Printing from Eagle

When printing from Eagle (a PCB CAD software), you can print only one layout per page. Usually, I need two since when I print to transparency, I like to overlap two identical images to get a better “black” for photo-etching.

Using this method I can compose several layouts into a single page to be printed. This also results in less waste.

Continue reading

Sinclair ZX81 lives on!

I got hold of an old Sinclair ZX81 in apparently good and working condition!

ZX81 was the first personal computer I owned. I was 13 years old. At that time, I copied its 8K ROM, byte by byte, into a notebook, and hand-disassembled it (a consequence of which I still suffer from: I still remember some Z80 opcodes), but I never opened it. Finally, now I can do what I missed 🙂

This post shows how it generates TV images and how its Z80 CPU boots. I instrumented it and captured scope and logic analyzer images as it was powering on.

What a beauty!

Continue reading

RS232 and Arduino

This article is a follow-up to the “RS232 and Raspberry Pi” (link)

The same MAX board that I had also worked with Arduino at 5V although it was designed for 3.3V operation (capacitors onboard were sized for 3.3V operation – page 10 of MAX3243 datasheet). Still, it seemed to work fine up to the 28800 baud rate. Any faster and the software starts detecting data framing errors and the data becomes corrupted.
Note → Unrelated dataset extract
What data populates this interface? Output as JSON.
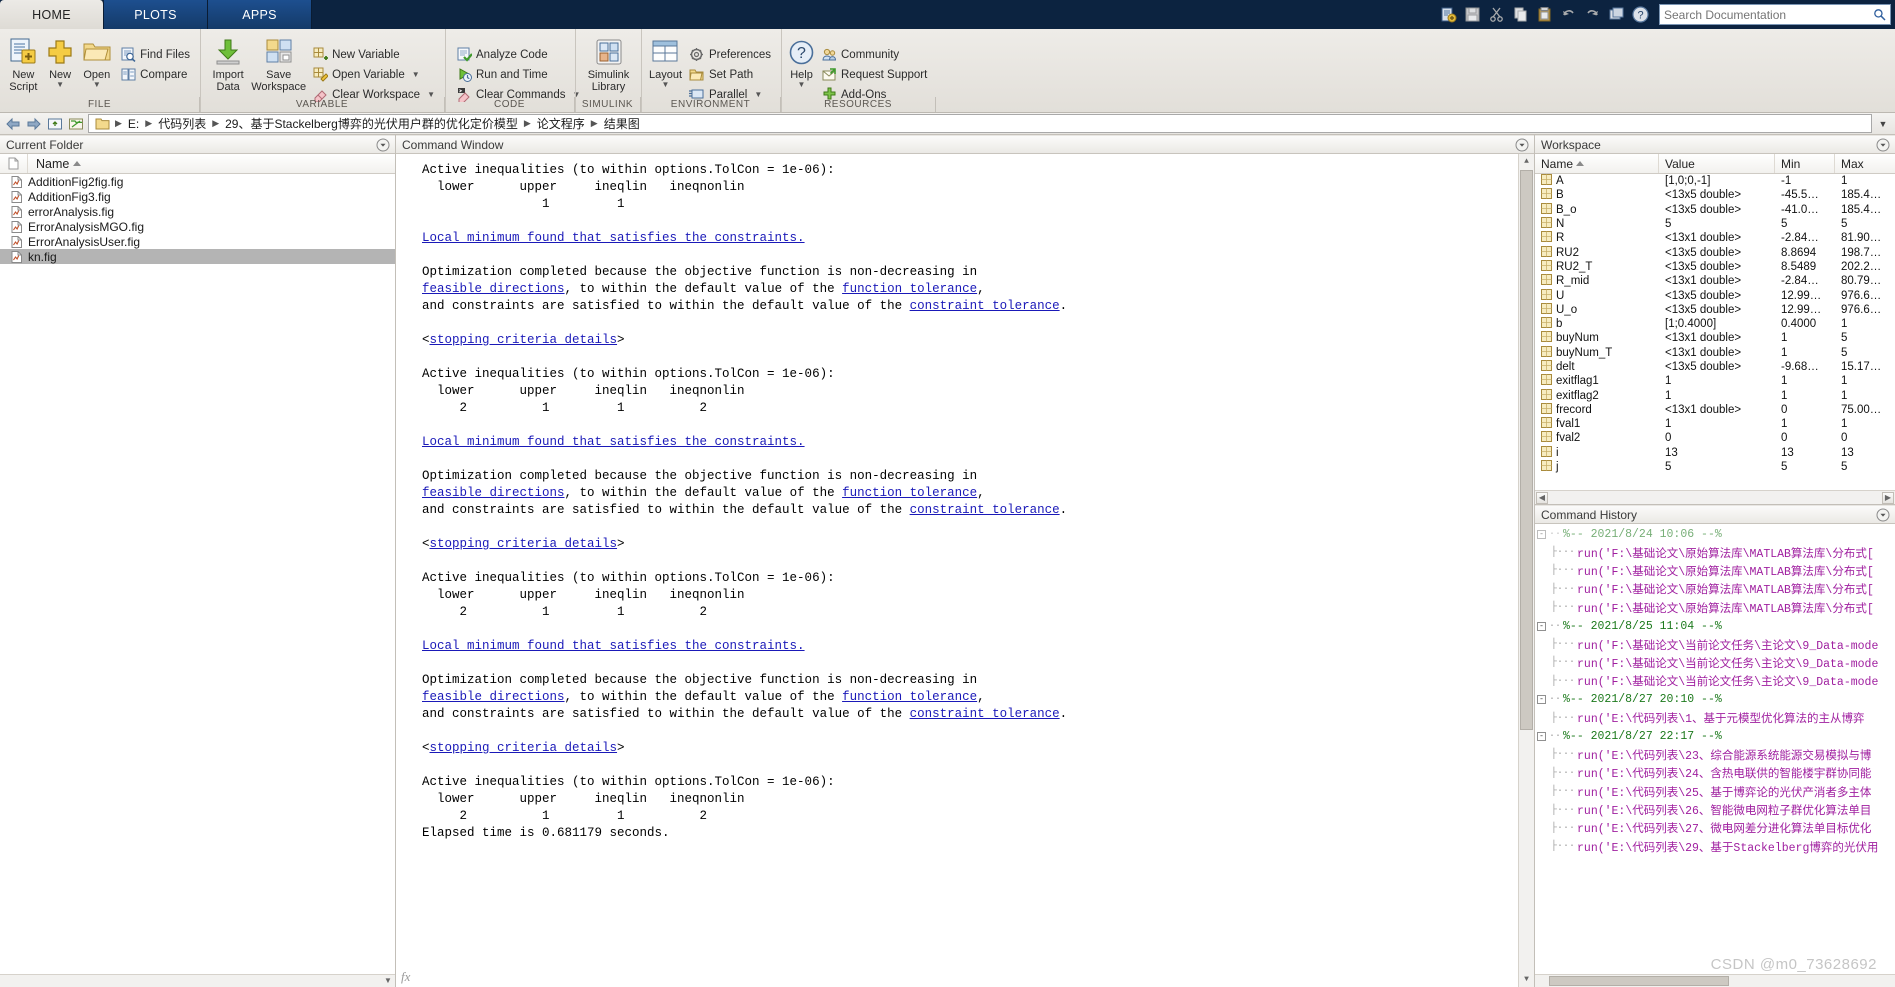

However, that was purely a design limitation of that particular RS232 board that I had.

Continue reading

Software Scope using a Sound Card

I tried a simple software implementation of a digital oscilloscope using a PCI sound card and this software:

I connected its own signal generator (from the line out) into the line in and it worked — sort of. The input capacitors were skewing low frequencies. I de-soldered those caps but then hit a bigger problem of a floating DC component. Also, there was a lot of noise on the line.

Continue reading

Etching the PCB: Copper etchant calculator

I really wanted to find out exactly how much etchant would I need for a given board. That would be at least a theoretical minimum to etch all exposed copper, so after some calculation, I made this table. In practice, you would probably want to double that amount to get it to etch faster, but that’s a good starting value to measure.